**What the exercise asks**:
Run through the records and show each line that includes the string "JSON".

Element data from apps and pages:
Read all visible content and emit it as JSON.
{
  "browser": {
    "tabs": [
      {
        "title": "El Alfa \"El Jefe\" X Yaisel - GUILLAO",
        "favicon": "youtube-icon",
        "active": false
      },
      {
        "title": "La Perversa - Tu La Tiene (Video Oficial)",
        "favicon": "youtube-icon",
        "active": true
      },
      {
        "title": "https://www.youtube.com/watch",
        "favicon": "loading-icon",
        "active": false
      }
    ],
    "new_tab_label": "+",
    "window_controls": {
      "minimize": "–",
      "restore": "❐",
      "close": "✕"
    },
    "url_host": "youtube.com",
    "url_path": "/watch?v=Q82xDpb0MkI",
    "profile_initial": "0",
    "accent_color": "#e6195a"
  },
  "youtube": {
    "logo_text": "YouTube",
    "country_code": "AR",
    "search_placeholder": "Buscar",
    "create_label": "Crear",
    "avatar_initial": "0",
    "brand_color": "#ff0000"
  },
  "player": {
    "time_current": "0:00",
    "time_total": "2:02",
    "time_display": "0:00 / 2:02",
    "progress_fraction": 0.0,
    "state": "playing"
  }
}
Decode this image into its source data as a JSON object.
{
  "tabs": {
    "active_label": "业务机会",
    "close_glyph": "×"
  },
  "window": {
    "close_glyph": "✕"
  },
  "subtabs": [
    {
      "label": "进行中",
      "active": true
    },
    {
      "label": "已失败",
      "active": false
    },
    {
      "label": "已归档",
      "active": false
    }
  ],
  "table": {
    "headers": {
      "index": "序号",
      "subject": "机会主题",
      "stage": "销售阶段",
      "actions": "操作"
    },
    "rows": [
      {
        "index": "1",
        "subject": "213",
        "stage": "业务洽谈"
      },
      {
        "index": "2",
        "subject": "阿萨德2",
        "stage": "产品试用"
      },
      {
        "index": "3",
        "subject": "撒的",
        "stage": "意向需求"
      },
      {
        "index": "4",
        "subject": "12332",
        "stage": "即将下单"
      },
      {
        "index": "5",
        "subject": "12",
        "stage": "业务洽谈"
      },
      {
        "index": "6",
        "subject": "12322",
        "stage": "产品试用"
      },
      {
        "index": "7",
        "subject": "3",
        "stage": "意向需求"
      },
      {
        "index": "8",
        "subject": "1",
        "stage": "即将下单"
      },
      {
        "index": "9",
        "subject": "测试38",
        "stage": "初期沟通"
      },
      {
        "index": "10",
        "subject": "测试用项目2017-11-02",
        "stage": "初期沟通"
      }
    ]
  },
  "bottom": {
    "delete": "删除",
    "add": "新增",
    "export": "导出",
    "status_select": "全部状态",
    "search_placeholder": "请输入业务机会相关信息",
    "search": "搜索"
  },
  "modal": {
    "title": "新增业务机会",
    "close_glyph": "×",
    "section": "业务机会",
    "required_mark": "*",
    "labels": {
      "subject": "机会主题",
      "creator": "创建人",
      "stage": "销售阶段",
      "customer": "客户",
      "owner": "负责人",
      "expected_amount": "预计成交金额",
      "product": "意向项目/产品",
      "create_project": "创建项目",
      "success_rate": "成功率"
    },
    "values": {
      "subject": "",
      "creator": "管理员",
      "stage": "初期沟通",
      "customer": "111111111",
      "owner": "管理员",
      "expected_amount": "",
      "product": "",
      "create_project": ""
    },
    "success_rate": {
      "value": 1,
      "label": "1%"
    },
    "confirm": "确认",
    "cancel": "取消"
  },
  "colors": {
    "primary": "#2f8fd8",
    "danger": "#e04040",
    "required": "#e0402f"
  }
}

**Answer box**:
Read all visible content and emit it as JSON.
Decode this image into its source data as a JSON object.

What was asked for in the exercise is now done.